The user lock protection prevents readers from copying, editing, printing, or sharing the document.

As these functionalities are disabled without permission passwords, users cannot access them. As a result, the document can be easily protected by the original file owner or sender using these advanced functions.

PDF with owner-locked content

Pdf With Owner Locked Content

Document restrictions in PDF files are set using owner-lock protection. The owner of a document could place restrictions on it, such as:


Document modification.

Constructing documents.

Copying of content.

Copying content to make it accessible.

Extraction of graphics and pages.

Making a comment.

Form field filling.

The signature.

A template page is created.

What is the point of removing a password?

There may be suspicions surrounding password removal. In most cases, though, passwords require removal for convenience.

Most people remove passwords from secured PDF files when they no longer need or want the information.

Once the PDF content is no longer confidential or sensitive, the lock should be removed.

Password protection for PDF documents: the good, the bad, and the ugly.


It’s cheap – you can do it yourself, or there are lots of password generator programs available online.
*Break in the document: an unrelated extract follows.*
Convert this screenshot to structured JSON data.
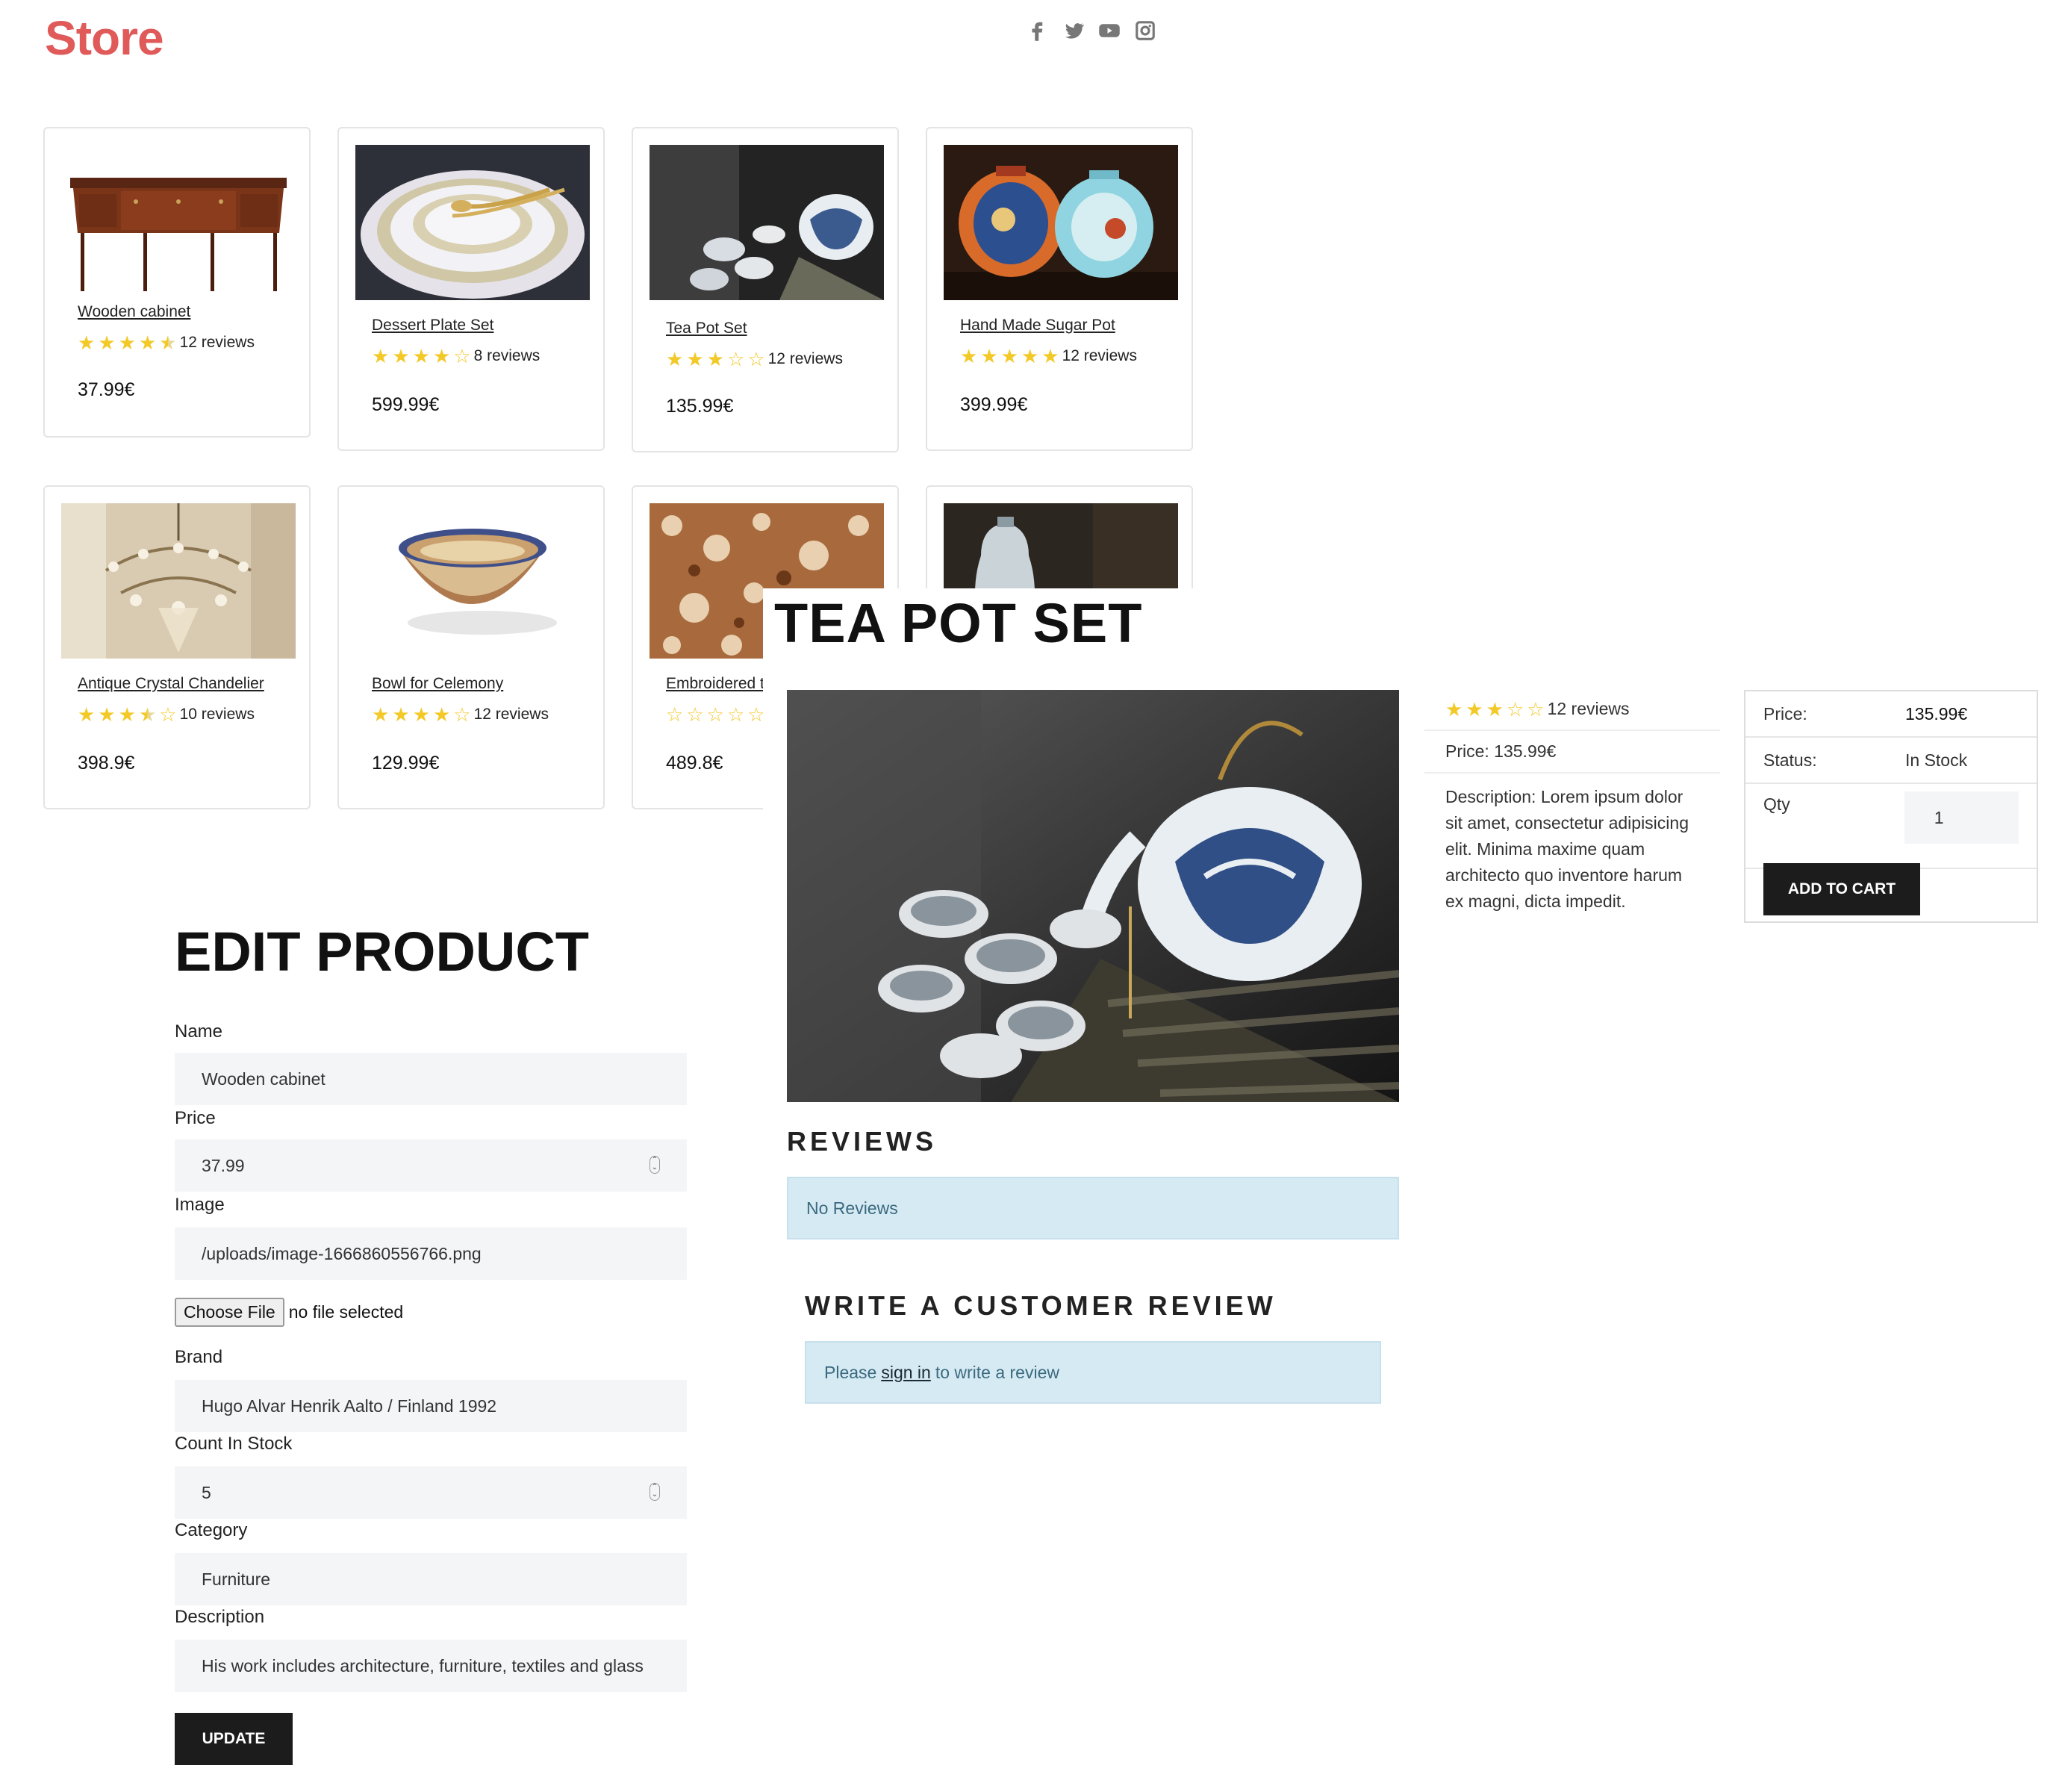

Users understand the process and ease of use – ID/passwords are probably the most common access mechanisms on the planet, so user acceptance is high.

Adobe Acrobat can encrypt and password-protect PDFs, and restrictions can be applied to their use (permissions).

PDFs can be encrypted with AES encryption at 128-bits and higher with most PDF encryption software.

PDFs can be handled on almost any platform with viewers or plug-ins.


In addition to being difficult to set up, strong passwords are also difficult to remember – there are many passwords to remember, and products that are meant to keep you safe are prone to failure if something goes wrong.

They can be copied and forwarded anywhere and anytime since they are sent to the user in a readable form.

A document that can be used without a password doesn’t know how many people have it if it’s available offline.

The fact that humans must use them makes them easy to steal. Humans are more prone to storing plain text data on their computers and copying and pasting it in as they become stronger. In some cases, this approach does not provide satisfactory security.

The end-user can change document permissions, so nothing is really protected.

Using Adobe Acrobat, the types of controls available are rather limited, and destination environments are not considered.


It is very common to find free password generators and password attack programs on the web, both of which are very effective.

A password selection approach based on manual selection is seriously flawed, as shown in lists of popular passwords.

Depending on the application, some products, such as those from Elcomsoft, target particular environments, such as breaking Adobe Acrobat passwords, Microsoft Office XP, RAR, files, and PGP keys.

It is common for these applications to give users access in minutes or seconds.

Thank you for reading!